### YOUR TASK
The required output is all lines below that contain the word "AlertManager".

::::

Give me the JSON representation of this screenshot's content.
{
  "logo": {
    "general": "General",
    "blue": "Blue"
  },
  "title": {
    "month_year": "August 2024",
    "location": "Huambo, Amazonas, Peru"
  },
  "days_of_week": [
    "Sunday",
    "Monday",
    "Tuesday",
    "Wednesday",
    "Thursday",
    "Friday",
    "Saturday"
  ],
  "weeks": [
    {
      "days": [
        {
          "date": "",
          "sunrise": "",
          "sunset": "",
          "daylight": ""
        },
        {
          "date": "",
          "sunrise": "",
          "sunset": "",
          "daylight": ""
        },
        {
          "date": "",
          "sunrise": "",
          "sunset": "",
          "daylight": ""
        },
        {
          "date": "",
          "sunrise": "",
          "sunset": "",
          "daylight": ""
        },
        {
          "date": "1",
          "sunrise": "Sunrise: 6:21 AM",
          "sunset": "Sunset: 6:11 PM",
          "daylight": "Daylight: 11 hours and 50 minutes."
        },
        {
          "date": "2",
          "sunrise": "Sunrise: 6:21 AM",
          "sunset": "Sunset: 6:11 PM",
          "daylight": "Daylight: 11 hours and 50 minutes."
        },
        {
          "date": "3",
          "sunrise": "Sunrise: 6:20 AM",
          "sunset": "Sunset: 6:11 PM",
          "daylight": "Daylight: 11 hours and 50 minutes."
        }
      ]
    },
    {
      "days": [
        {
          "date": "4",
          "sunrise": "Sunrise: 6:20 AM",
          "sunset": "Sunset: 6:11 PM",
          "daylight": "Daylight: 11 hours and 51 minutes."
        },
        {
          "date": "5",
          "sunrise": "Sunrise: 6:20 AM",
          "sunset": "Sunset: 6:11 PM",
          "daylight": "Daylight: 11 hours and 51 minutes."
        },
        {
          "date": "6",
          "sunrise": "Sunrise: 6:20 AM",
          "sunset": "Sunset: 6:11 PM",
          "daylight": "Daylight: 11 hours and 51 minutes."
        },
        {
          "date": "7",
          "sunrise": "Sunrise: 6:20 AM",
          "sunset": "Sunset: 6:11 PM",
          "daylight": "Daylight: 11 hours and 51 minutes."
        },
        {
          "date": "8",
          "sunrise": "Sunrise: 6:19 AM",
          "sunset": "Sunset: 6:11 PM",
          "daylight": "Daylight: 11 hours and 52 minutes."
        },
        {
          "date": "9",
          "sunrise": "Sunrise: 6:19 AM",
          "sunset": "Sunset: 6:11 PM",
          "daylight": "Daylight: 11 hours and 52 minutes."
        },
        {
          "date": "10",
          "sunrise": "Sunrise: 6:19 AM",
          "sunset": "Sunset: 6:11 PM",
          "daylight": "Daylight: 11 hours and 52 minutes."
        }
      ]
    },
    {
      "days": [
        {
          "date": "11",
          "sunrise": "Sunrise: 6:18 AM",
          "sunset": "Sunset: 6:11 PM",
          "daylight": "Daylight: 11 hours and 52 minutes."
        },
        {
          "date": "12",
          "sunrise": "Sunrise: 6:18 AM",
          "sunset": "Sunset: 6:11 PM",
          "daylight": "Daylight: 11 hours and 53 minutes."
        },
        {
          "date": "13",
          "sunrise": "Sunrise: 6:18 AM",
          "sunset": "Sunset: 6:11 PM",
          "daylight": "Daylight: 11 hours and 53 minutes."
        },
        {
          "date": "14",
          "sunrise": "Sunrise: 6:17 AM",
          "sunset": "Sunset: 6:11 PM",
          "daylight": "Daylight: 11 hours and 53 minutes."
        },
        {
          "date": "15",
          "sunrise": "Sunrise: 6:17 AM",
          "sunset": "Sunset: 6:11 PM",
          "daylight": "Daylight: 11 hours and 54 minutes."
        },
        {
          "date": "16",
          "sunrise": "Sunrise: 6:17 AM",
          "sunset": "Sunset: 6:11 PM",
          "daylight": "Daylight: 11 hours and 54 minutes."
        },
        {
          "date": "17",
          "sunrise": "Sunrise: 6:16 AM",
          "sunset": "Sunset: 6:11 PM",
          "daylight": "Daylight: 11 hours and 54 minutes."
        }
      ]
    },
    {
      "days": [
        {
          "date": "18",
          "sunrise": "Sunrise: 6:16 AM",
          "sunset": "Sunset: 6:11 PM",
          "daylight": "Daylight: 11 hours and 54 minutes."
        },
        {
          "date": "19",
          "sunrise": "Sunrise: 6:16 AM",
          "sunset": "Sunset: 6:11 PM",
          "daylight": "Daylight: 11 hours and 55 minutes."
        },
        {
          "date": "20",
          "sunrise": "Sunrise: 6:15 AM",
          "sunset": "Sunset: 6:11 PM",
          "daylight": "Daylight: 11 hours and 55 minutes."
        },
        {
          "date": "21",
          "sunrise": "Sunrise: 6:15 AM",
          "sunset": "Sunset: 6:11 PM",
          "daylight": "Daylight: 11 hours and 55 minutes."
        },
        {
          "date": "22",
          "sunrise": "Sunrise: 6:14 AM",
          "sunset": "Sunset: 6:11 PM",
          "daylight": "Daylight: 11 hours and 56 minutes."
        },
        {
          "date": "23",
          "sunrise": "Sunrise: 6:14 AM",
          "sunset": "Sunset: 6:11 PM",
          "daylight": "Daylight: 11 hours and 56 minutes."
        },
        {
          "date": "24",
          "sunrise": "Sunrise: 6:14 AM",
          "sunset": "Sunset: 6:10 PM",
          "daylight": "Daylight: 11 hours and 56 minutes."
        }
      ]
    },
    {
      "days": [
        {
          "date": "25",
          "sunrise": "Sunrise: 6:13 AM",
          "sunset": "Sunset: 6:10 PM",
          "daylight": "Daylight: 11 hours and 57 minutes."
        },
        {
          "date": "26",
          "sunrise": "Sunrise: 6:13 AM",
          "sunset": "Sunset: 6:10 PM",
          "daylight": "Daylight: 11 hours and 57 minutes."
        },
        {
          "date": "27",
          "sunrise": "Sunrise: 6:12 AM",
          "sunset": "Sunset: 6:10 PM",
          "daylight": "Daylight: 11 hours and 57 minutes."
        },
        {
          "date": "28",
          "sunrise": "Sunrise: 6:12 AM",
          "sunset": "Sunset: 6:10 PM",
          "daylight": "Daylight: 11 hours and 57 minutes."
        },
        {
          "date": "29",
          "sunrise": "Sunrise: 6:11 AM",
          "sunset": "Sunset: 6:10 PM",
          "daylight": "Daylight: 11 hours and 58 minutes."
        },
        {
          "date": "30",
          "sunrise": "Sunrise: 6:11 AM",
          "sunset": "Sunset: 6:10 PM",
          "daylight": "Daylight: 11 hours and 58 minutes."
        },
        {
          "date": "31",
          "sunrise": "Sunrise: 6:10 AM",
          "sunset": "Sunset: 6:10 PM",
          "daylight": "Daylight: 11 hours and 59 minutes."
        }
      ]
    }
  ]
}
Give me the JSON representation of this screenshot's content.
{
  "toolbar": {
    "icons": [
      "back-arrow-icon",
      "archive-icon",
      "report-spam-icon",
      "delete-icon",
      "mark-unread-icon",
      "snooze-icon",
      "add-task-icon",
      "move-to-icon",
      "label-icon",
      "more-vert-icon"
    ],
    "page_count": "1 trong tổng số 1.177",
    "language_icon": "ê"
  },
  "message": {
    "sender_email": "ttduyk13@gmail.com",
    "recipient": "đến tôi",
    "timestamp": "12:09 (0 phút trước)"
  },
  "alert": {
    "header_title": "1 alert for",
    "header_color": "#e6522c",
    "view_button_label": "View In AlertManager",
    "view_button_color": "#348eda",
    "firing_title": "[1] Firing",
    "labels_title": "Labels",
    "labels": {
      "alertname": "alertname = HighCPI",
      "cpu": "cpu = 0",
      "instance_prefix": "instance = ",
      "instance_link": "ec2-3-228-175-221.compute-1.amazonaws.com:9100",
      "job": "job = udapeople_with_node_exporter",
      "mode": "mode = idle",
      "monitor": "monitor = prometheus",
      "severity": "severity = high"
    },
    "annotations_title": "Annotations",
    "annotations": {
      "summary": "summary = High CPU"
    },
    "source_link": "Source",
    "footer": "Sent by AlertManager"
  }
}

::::

### ANSWER BELOW
    "view_button_label": "View In AlertManager",
    "footer": "Sent by AlertManager"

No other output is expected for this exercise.